The recent decision in Thomas International Limited v Humantech Pty Ltd  FCA 541, highlights when the Court will grant an interlocutory injunction to compel the transfer of domain names.
Thomas International was an Internet business that provided psychological testing services. In 2007 they entered into a Master Licence Agreement with Humantech under which Humantech was granted exclusive rights to select distributors to sell Thomas’ products in South Africa and Australia. Additionally, under a particular clause in the licence agreement, Humantech were prohibited from selling, marketing or distributing competing products.
Sometime later, Thomas wished to terminate the Master Licence Agreement based on the discovery that Humantech had breached the agreement by selling products in competition with that of Thomas’.
In May of this year Mr Schutte, director of Humantech, in settlement discussions made an undertaking that they would do all things required for the transfer of the domain names they used back to Thomas. The parties however could not agree of the terms of the arrangement and Thomas initiated proceedings in the Federal Court for an interlocutory injunction to have the undertaking of the transfer of the domain names enforced.
The Court found in favour of Thomas and ordered the transfer of the domain names from Humantech back to Thomas based on the failure on behalf of Humantech to comply with the undertaking made during settlement. The injunction was also subject to an undertaking given by Thomas that compensation would be provided to any third party who would be inconvenienced by the transfer of the domain names.

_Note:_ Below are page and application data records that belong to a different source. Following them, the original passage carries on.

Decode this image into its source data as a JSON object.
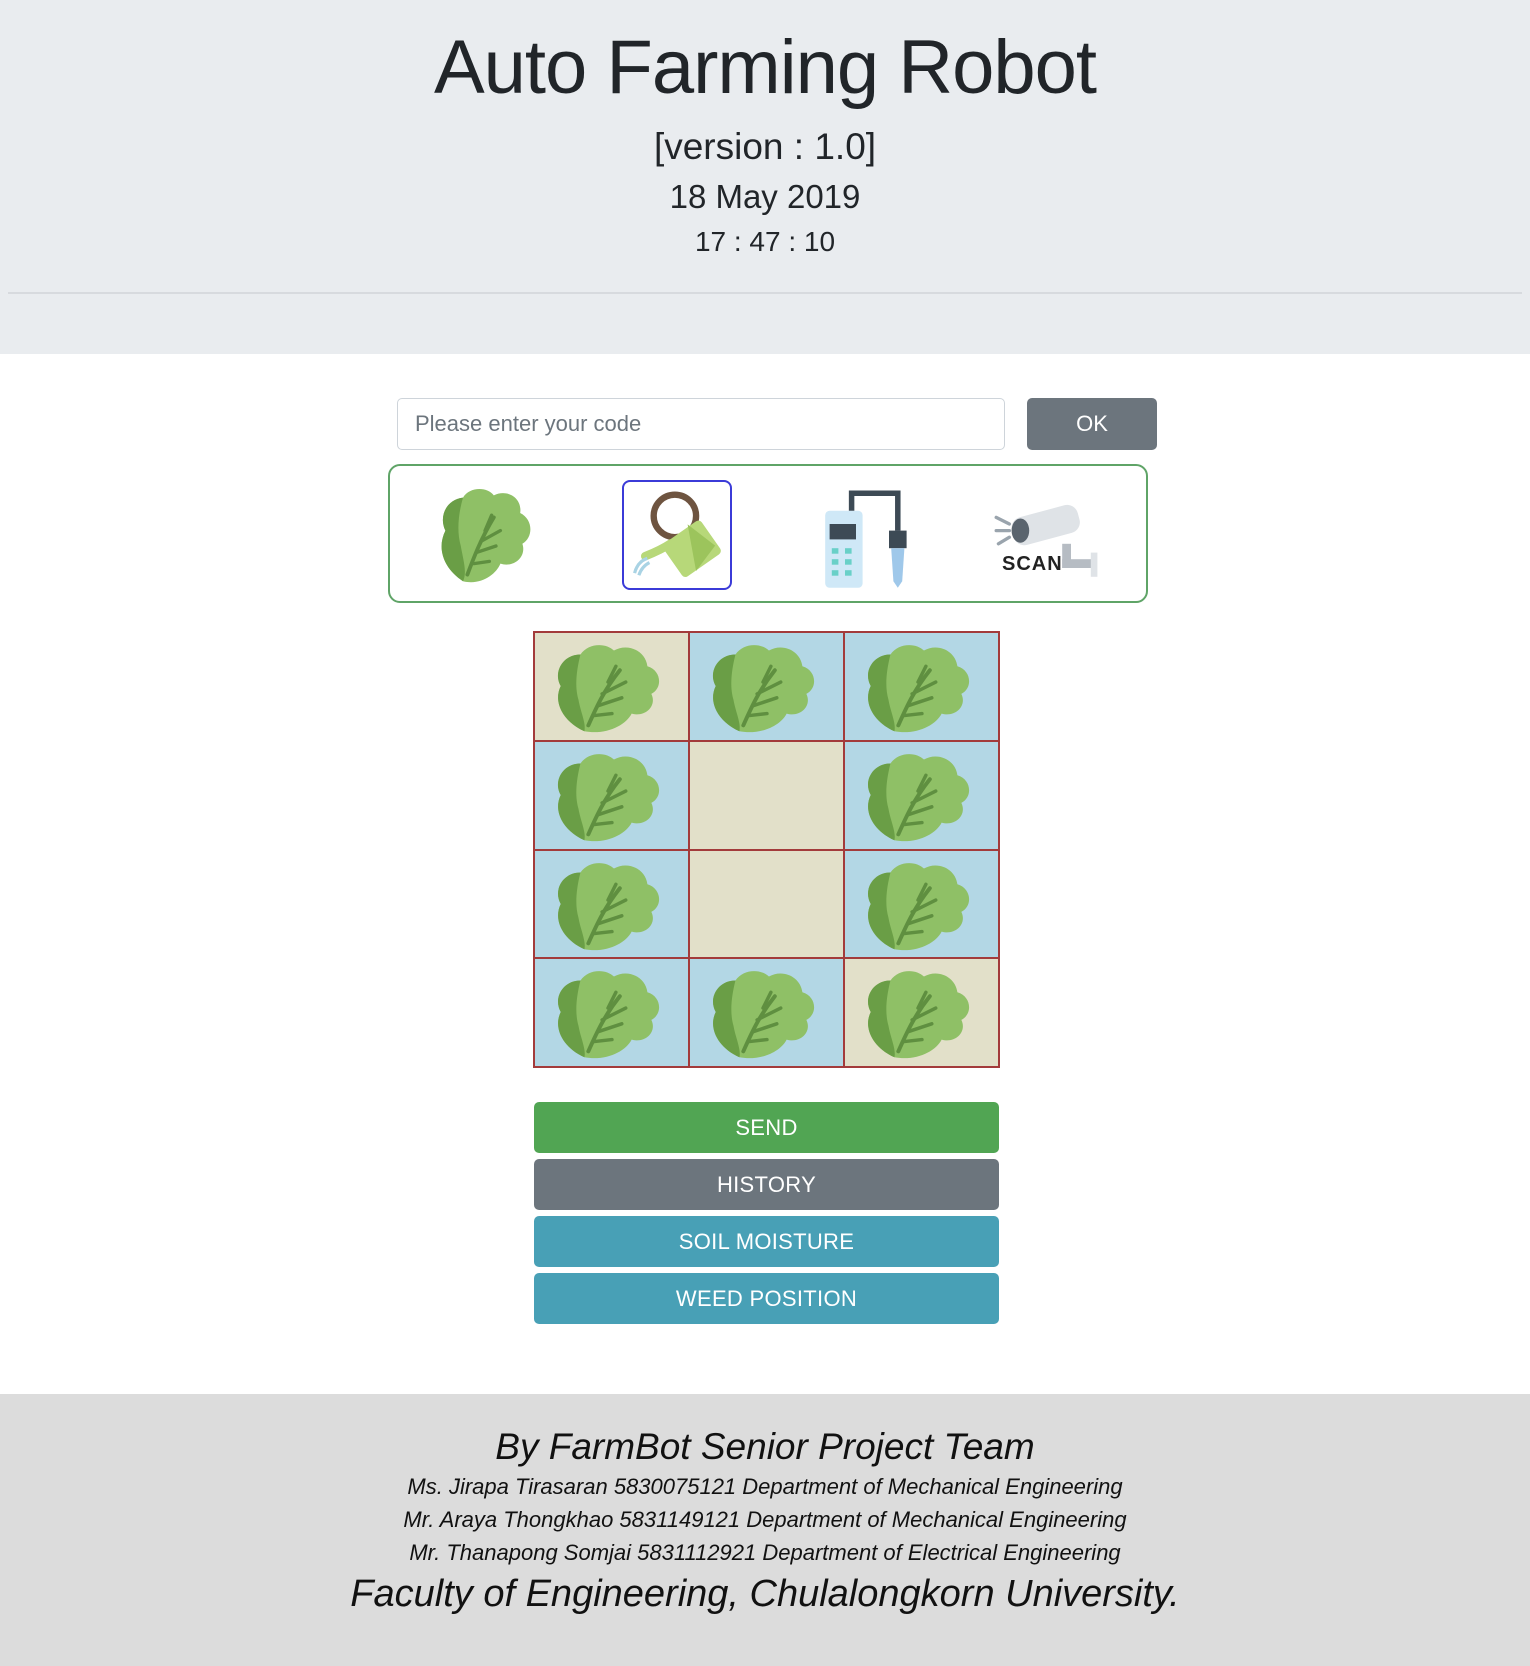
{
  "header": {
    "title": "Auto Farming Robot",
    "version": "[version : 1.0]",
    "date": "18 May 2019",
    "time": "17 : 47 : 10"
  },
  "code_form": {
    "placeholder": "Please enter your code",
    "value": "",
    "ok_label": "OK"
  },
  "tools": [
    {
      "icon": "lettuce-icon",
      "selected": false
    },
    {
      "icon": "watering-can-icon",
      "selected": true
    },
    {
      "icon": "soil-sensor-icon",
      "selected": false
    },
    {
      "icon": "scan-camera-icon",
      "label": "SCAN",
      "selected": false
    }
  ],
  "field_grid": {
    "rows": 4,
    "cols": 3,
    "cells": [
      [
        {
          "plant": true,
          "watered": false
        },
        {
          "plant": true,
          "watered": true
        },
        {
          "plant": true,
          "watered": true
        }
      ],
      [
        {
          "plant": true,
          "watered": true
        },
        {
          "plant": false,
          "watered": false
        },
        {
          "plant": true,
          "watered": true
        }
      ],
      [
        {
          "plant": true,
          "watered": true
        },
        {
          "plant": false,
          "watered": false
        },
        {
          "plant": true,
          "watered": true
        }
      ],
      [
        {
          "plant": true,
          "watered": true
        },
        {
          "plant": true,
          "watered": true
        },
        {
          "plant": true,
          "watered": false
        }
      ]
    ],
    "colors": {
      "watered": "#b3d7e5",
      "dry": "#e2e0c9",
      "border": "#a33b3b"
    }
  },
  "actions": {
    "send": "SEND",
    "history": "HISTORY",
    "soil_moisture": "SOIL MOISTURE",
    "weed_position": "WEED POSITION"
  },
  "colors": {
    "send": "#51a553",
    "history": "#6c757d",
    "info": "#48a0b6",
    "tool_border": "#5fa467",
    "selected_border": "#3b3bd8"
  },
  "footer": {
    "team": "By FarmBot Senior Project Team",
    "members": [
      "Ms. Jirapa Tirasaran 5830075121 Department of Mechanical Engineering",
      "Mr. Araya Thongkhao 5831149121 Department of Mechanical Engineering",
      "Mr. Thanapong Somjai 5831112921 Department of Electrical Engineering"
    ],
    "faculty": "Faculty of Engineering, Chulalongkorn University."
  }
}
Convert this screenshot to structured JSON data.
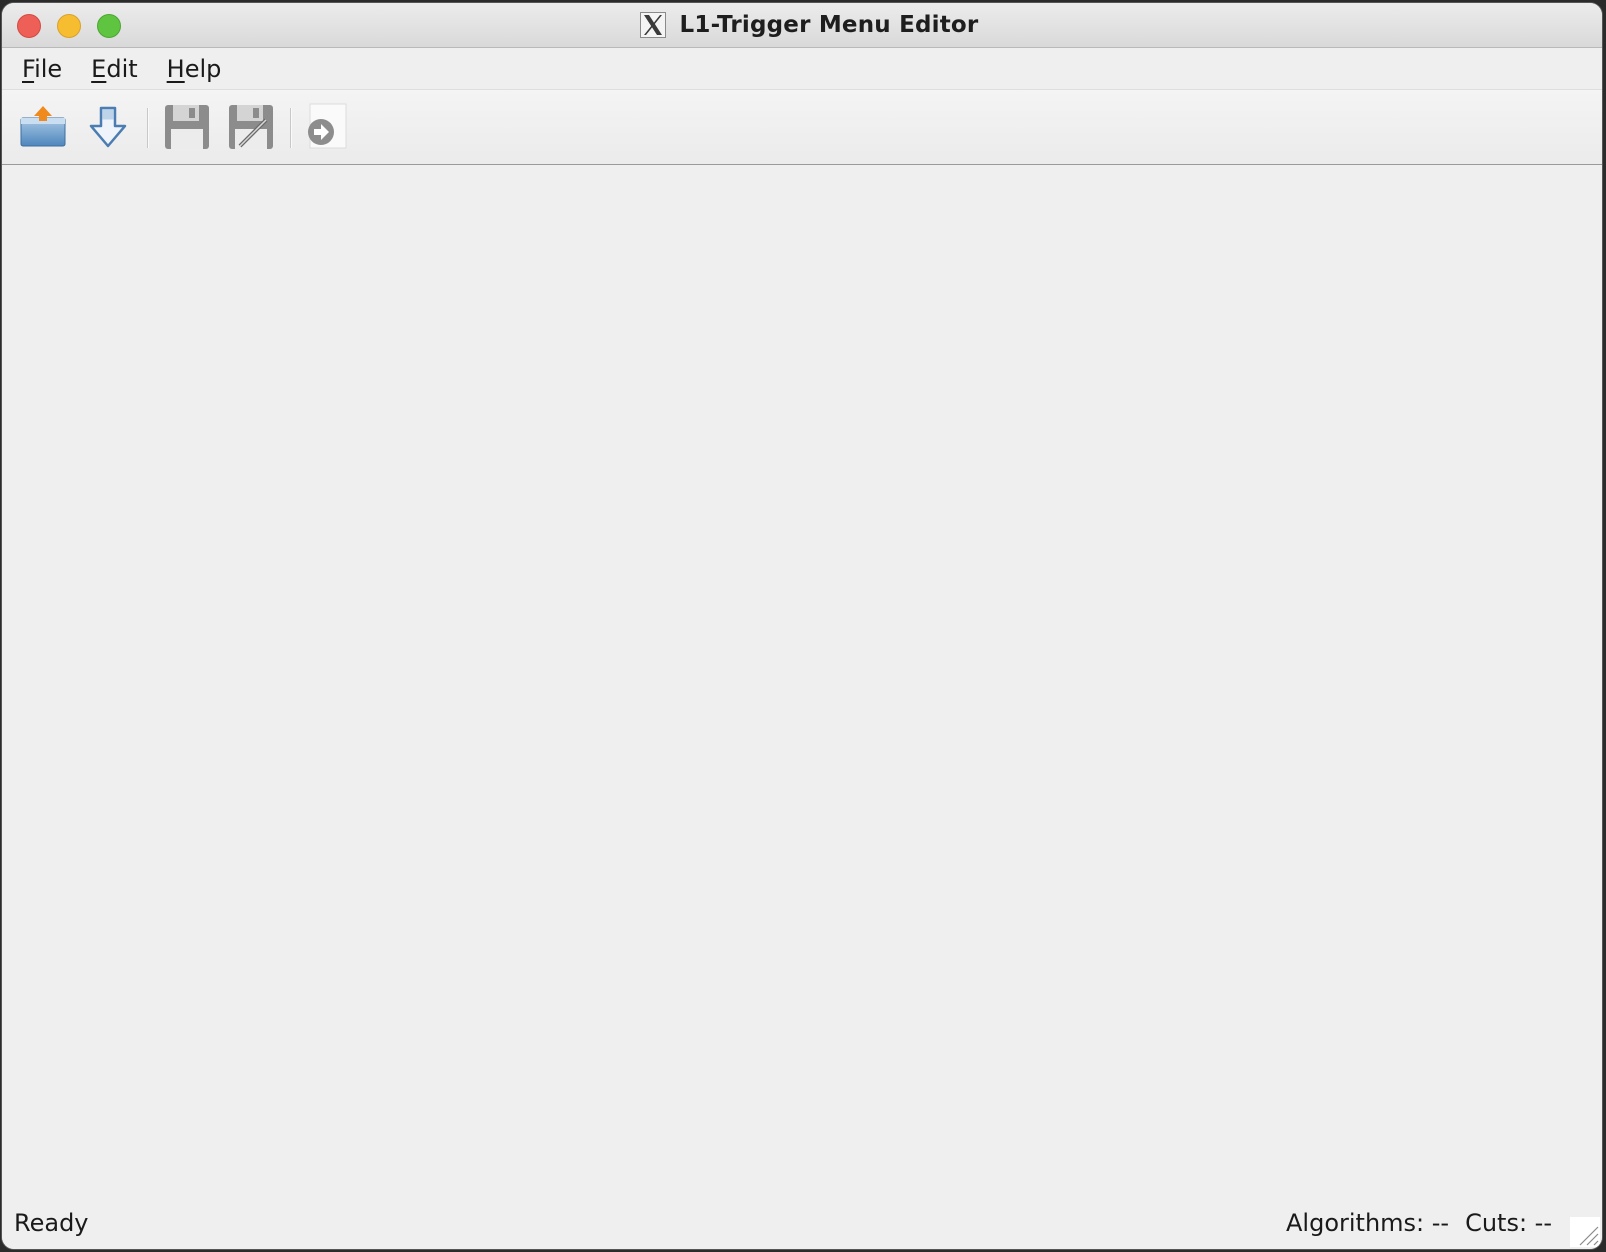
{
  "window": {
    "title": "L1-Trigger Menu Editor",
    "app_icon": "x11-icon"
  },
  "menubar": {
    "items": [
      {
        "mnemonic": "F",
        "rest": "ile"
      },
      {
        "mnemonic": "E",
        "rest": "dit"
      },
      {
        "mnemonic": "H",
        "rest": "elp"
      }
    ]
  },
  "toolbar": {
    "buttons": [
      {
        "icon": "open-folder-icon"
      },
      {
        "icon": "import-download-icon"
      },
      {
        "icon": "save-icon"
      },
      {
        "icon": "save-as-icon"
      },
      {
        "icon": "forward-arrow-icon"
      }
    ]
  },
  "statusbar": {
    "message": "Ready",
    "algorithms": "Algorithms: --",
    "cuts": "Cuts: --"
  },
  "colors": {
    "close": "#ee5f57",
    "minimize": "#f5bd2f",
    "maximize": "#5fc440",
    "window_bg": "#efefef"
  }
}
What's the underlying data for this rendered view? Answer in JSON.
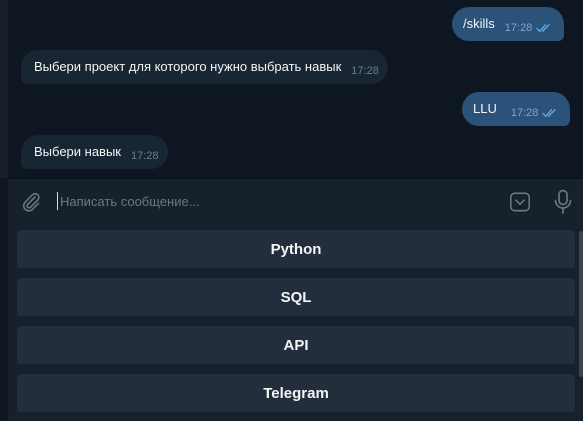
{
  "messages": [
    {
      "direction": "out",
      "text": "/skills",
      "time": "17:28",
      "status": "read"
    },
    {
      "direction": "in",
      "text": "Выбери проект для которого нужно выбрать навык",
      "time": "17:28"
    },
    {
      "direction": "out",
      "text": "LLU",
      "time": "17:28",
      "status": "read"
    },
    {
      "direction": "in",
      "text": "Выбери навык",
      "time": "17:28"
    }
  ],
  "composer": {
    "placeholder": "Написать сообщение...",
    "value": ""
  },
  "keyboard": {
    "buttons": [
      "Python",
      "SQL",
      "API",
      "Telegram"
    ]
  },
  "colors": {
    "chat_background": "#0e1621",
    "incoming_bubble": "#182533",
    "outgoing_bubble": "#2b5278",
    "panel": "#17212b",
    "keyboard_button": "#232e3c",
    "read_ticks": "#5fa8e8"
  },
  "icons": {
    "attach": "paperclip-icon",
    "keyboard": "bot-keyboard-icon",
    "mic": "microphone-icon",
    "read": "double-check-icon"
  }
}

The case highlights how the value of domain names is very significant, especially for online businesses. It also brings to light other modes of relief for aggrieved parties under exclusive license agreements, and those seeking domain names to be transferred.
For the full case head click here